The medical education establishment has grown complacent. What if they adopted a private equity attitude?
Dear Ms. Robertson,
Thank you for responding to our solicitation for a new dean of our medical school. We are intrigued by your past experience and background in private equity. As you are well aware, things are changing quickly in sick care and the medical education establishment has been slow to adapt. We intend to shake things up and are seriously considering alternative, non-tradition candidates like yourself.
It is clear that the model of recruiting academic triple threats that excel in research, teaching, and clinical care is a dying model. Instead, we are looking for a person with a combination of leadership, entrepreneurship, and innovation skills — the new triple threat.
Private equity is fixing and flipping sick care and medical services at an astounding rate and we can see why your skills should be applied to medical education. Some of the possibilities we envision include:
1. Divesting our medical school from state control since they provide miniscule financial support.
2. Cutting costs to the bone.
3. Re-examining our tuition model.
4. Exploring ways to securitize the future incomes of graduates to attract investment capital.
5. Recruiting a new team with skill sets compatible with our financial objectives.
6. Creating IT systems and innovation management systems that add value instead of costs
7. Looking to consolidate and roll up other medical schools that share our perspective and vision.
8. Focusing on supporting those who are successful instead of wasting resources on trying to rehabilitate those who clearly do not have what it takes to succeed.
9. Using private equity networks to find the executive talent we need to scale our ventures.
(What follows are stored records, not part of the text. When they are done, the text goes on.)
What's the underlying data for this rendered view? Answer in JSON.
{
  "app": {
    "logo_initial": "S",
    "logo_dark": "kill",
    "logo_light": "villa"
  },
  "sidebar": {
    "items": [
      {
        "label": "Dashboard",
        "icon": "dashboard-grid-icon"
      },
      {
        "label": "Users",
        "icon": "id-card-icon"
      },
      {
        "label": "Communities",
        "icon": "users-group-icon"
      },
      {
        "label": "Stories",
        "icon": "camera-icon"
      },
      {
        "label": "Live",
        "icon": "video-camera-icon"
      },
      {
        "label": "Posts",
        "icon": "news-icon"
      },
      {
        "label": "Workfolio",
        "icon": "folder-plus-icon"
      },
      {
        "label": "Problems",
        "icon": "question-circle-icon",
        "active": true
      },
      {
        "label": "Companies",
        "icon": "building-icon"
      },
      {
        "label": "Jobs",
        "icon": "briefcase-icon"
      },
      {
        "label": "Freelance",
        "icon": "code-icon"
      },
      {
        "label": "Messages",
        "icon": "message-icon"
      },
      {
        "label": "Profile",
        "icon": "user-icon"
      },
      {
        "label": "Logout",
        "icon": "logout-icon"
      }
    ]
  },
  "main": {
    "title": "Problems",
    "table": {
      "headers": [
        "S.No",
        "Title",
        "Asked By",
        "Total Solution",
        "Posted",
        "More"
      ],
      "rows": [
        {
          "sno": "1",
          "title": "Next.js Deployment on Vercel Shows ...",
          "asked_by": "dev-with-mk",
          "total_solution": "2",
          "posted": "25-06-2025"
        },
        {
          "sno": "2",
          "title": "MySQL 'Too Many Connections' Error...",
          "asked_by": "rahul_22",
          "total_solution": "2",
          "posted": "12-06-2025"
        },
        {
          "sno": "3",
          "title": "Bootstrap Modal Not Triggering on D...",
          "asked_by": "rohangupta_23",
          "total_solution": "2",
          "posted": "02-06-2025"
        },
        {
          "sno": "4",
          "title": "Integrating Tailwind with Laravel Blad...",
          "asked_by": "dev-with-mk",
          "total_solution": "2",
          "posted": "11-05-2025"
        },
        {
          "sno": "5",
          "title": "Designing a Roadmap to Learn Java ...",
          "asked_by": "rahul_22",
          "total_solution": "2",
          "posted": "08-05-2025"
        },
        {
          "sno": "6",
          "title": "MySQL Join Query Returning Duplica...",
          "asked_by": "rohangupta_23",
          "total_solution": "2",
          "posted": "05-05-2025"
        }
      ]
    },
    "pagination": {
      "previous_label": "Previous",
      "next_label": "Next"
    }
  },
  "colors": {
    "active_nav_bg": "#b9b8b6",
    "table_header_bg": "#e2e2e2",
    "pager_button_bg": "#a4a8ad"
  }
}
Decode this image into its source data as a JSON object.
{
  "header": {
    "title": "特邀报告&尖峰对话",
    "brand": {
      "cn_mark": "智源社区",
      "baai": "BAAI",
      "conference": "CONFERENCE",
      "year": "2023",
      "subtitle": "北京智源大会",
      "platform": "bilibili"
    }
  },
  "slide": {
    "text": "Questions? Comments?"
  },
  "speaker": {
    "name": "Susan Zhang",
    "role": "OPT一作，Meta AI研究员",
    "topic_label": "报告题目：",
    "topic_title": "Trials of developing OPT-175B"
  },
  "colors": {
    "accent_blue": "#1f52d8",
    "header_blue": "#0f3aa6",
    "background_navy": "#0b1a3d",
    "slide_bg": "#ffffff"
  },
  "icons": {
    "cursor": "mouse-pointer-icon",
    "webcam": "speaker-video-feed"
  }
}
10. Using innovative financial products, like crowdfunding and other securities instruments to assure an adequate return on investment at exit.
Thank you again for your interest and we look forward to hearing your thoughts.